[Items from an interface collection]
========================================================================

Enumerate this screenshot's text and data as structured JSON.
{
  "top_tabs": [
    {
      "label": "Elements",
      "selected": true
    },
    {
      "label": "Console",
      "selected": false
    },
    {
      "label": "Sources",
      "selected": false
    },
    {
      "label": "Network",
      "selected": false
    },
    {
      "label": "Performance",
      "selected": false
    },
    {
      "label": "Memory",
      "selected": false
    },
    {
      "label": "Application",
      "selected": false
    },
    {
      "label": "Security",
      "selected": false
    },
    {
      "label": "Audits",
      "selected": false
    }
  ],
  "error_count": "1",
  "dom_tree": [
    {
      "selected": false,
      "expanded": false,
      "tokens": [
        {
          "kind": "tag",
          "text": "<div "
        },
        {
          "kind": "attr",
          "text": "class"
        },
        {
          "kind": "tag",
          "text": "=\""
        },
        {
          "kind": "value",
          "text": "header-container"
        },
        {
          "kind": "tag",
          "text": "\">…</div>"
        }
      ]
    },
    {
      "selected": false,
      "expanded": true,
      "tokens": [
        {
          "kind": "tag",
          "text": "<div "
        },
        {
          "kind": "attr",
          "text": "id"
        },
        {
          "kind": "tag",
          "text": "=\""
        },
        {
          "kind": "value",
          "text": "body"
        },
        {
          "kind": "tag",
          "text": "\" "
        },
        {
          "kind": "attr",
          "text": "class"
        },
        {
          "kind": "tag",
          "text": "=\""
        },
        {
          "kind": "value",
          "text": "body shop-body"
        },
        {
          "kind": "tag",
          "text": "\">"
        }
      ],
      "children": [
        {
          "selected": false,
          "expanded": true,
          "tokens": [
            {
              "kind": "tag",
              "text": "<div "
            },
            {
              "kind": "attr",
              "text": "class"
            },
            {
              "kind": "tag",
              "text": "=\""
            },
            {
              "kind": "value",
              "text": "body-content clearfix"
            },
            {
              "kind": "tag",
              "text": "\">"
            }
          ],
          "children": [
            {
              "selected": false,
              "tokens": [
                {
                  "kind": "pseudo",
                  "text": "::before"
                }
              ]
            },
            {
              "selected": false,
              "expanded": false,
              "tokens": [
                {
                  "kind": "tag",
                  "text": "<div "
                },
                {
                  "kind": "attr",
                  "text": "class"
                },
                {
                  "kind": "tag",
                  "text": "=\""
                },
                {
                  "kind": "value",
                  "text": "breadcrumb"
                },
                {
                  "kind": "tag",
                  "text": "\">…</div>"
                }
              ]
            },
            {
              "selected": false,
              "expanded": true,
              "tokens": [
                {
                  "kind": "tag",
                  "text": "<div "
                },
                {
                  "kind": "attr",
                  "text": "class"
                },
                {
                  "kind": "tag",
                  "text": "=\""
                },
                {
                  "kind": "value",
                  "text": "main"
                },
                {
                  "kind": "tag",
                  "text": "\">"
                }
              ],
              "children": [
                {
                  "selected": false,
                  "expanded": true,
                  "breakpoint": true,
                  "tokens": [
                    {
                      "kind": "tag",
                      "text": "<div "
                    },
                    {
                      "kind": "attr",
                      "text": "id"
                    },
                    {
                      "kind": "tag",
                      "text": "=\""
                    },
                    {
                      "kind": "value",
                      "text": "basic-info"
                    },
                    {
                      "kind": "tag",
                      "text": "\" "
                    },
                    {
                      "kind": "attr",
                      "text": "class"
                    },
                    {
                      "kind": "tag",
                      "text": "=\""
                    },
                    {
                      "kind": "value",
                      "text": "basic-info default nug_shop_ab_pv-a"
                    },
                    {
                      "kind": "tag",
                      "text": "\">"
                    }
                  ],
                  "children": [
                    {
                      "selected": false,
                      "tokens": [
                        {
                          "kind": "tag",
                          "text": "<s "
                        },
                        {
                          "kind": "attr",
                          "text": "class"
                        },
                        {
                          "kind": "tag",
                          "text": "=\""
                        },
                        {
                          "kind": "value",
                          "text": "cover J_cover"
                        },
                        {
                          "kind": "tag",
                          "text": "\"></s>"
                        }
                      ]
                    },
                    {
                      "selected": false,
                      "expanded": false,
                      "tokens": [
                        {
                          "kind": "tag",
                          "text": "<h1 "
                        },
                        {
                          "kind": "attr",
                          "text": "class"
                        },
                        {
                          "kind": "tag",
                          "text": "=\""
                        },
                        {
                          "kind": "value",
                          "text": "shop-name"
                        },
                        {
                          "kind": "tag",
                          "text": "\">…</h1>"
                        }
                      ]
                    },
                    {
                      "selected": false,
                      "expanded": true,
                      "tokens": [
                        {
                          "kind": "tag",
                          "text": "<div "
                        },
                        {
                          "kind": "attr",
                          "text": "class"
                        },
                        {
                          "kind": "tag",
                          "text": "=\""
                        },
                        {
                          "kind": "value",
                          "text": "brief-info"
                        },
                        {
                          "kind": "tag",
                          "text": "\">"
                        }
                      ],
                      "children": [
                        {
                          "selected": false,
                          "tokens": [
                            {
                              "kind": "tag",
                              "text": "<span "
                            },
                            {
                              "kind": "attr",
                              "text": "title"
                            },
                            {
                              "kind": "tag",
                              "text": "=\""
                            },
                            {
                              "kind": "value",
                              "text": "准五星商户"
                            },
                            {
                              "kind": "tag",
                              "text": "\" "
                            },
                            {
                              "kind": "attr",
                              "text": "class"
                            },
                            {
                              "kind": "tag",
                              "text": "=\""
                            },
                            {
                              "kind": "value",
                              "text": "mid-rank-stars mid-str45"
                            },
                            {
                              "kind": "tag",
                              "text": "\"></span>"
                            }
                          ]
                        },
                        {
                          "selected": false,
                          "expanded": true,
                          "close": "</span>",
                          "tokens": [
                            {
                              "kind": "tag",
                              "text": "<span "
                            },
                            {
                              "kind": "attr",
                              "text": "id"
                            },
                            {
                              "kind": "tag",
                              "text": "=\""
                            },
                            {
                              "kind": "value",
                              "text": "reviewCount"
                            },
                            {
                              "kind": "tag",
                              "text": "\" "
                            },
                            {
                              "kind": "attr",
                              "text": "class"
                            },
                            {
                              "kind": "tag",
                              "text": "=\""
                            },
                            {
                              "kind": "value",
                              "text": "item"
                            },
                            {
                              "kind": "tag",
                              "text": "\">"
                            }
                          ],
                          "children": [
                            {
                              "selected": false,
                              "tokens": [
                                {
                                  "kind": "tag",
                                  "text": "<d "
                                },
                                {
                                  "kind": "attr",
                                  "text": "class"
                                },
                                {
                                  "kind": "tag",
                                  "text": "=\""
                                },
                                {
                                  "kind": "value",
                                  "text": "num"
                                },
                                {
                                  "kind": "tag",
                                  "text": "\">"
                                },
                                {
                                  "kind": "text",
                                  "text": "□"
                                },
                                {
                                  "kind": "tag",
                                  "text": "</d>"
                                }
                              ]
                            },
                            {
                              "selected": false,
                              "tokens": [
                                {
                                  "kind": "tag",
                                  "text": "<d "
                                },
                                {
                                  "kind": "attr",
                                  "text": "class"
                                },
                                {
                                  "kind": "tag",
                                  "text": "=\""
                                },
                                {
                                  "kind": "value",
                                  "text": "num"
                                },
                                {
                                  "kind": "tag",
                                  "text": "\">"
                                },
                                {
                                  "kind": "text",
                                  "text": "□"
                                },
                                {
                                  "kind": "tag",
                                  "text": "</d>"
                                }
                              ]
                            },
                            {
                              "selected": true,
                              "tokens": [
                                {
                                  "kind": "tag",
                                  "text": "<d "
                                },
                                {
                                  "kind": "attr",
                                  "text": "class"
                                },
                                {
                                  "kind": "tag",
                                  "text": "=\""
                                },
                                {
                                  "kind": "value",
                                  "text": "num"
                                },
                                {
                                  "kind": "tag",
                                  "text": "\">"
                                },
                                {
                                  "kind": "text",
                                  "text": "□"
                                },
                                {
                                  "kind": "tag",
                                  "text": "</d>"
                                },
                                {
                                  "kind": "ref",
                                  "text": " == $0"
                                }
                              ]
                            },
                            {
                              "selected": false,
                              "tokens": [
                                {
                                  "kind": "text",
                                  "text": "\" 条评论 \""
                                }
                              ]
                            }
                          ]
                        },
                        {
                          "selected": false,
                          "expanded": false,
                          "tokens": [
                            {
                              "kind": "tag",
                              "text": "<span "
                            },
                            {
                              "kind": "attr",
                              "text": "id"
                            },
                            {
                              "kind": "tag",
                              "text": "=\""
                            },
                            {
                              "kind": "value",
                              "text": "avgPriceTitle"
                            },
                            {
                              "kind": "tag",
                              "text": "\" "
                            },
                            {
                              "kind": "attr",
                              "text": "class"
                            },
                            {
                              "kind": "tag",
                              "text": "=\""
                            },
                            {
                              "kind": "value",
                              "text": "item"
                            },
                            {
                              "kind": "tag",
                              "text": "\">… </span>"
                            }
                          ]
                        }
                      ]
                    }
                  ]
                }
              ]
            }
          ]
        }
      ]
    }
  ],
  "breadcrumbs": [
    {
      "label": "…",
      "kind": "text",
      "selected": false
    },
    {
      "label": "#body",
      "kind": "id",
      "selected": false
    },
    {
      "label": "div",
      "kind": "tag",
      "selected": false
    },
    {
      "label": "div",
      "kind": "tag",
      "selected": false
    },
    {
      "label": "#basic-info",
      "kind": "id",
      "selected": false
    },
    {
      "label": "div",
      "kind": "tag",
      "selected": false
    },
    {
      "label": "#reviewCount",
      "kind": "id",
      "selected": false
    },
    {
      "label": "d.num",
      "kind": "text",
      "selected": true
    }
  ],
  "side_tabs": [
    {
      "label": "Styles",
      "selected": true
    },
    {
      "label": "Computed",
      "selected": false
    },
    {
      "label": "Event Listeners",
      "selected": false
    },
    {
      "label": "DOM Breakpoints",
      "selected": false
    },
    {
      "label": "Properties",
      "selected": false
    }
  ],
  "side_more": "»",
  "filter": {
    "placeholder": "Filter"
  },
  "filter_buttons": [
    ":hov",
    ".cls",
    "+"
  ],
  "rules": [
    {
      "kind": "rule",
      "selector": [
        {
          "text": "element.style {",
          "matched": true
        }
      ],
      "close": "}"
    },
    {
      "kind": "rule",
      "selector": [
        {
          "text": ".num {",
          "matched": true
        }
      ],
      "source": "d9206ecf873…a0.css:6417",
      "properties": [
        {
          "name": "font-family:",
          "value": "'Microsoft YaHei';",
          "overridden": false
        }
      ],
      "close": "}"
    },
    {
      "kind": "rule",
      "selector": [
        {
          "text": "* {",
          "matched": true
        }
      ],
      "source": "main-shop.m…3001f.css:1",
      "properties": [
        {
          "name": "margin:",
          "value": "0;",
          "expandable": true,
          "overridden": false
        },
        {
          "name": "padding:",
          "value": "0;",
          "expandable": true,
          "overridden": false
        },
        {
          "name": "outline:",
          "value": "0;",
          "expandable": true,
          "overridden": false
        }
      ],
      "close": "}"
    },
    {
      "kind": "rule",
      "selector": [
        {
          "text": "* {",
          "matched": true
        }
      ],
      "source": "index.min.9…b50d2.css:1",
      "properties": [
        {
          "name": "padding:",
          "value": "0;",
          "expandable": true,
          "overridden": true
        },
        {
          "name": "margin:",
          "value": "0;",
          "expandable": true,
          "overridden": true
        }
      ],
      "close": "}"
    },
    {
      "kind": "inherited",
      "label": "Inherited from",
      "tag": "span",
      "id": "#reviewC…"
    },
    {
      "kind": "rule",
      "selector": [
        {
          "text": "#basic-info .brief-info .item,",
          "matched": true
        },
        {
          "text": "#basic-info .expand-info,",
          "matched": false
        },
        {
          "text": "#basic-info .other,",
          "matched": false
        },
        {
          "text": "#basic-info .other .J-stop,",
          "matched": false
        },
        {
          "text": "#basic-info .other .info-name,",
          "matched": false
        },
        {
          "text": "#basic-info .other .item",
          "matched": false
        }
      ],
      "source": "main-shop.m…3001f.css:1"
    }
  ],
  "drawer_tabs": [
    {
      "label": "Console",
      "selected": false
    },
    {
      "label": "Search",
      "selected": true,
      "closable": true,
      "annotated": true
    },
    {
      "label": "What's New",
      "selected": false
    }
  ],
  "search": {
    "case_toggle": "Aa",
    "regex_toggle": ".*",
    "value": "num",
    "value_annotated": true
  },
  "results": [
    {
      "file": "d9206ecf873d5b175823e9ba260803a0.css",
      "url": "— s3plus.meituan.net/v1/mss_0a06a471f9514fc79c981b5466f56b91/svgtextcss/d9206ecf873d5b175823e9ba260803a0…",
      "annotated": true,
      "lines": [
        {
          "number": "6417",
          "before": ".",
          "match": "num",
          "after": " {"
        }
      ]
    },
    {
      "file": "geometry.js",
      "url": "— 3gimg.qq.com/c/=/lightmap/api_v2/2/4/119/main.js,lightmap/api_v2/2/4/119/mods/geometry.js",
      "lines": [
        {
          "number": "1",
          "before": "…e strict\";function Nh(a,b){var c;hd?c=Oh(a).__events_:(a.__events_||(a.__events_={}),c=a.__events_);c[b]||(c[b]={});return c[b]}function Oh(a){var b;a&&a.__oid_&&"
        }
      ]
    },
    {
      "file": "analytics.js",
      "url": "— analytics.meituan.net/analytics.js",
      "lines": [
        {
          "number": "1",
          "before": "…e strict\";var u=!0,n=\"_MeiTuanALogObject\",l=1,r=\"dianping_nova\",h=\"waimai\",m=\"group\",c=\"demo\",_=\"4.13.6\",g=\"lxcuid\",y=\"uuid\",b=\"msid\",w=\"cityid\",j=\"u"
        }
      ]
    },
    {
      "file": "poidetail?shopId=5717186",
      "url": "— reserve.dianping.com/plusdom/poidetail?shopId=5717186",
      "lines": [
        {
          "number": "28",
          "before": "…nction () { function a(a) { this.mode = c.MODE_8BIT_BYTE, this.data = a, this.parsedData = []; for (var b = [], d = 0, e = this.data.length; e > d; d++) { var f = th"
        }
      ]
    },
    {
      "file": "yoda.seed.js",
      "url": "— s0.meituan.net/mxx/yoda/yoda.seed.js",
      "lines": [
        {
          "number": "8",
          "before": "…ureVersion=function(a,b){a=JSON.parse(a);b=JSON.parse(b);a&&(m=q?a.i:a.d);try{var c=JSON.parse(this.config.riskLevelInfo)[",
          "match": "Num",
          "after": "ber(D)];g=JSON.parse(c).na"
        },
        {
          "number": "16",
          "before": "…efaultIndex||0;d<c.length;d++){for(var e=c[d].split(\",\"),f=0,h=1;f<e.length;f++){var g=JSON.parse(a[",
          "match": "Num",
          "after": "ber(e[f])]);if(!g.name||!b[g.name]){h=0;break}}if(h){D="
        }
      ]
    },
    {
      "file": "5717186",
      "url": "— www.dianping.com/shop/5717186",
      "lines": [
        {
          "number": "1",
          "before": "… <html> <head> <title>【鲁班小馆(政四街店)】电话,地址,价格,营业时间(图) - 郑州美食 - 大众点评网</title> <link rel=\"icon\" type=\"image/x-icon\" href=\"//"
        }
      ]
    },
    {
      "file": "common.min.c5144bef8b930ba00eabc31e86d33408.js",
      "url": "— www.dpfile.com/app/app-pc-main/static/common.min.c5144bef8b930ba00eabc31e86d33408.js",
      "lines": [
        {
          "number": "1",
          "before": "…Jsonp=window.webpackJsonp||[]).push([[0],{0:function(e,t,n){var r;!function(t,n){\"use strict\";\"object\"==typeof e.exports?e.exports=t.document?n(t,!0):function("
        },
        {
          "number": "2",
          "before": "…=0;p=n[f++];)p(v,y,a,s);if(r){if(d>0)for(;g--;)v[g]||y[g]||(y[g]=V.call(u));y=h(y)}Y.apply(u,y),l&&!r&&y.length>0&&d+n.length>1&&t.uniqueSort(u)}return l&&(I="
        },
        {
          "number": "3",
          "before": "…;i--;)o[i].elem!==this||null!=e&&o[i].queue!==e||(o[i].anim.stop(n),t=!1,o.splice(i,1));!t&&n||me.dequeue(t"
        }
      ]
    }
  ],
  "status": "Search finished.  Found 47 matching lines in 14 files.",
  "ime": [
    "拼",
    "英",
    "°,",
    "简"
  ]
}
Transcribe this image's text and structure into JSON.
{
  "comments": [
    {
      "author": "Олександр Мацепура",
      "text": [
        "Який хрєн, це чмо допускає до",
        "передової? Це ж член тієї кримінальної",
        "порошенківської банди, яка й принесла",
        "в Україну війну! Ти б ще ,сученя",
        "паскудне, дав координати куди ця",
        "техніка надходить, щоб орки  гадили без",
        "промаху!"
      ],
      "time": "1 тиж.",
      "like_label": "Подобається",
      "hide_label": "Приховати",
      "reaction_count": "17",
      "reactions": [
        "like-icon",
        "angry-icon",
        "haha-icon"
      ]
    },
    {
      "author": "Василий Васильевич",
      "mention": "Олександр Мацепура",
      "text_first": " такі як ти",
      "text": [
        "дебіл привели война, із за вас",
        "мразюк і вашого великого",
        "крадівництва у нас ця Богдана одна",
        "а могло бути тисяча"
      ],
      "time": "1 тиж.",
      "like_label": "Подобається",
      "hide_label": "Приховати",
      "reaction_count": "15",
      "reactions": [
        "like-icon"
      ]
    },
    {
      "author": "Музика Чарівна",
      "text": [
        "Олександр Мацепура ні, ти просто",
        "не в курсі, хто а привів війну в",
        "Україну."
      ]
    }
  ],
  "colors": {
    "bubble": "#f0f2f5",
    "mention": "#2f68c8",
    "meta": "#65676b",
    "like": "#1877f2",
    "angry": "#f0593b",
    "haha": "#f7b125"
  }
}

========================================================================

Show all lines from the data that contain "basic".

» **ANSWER TO THIS PROBLEM**:
                      "text": "basic-info"
                      "text": "basic-info default nug_shop_ab_pv-a"
      "label": "#basic-info",
          "text": "#basic-info .brief-info .item,",
          "text": "#basic-info .expand-info,",
          "text": "#basic-info .other,",
          "text": "#basic-info .other .J-stop,",
          "text": "#basic-info .other .info-name,",
          "text": "#basic-info .other .item",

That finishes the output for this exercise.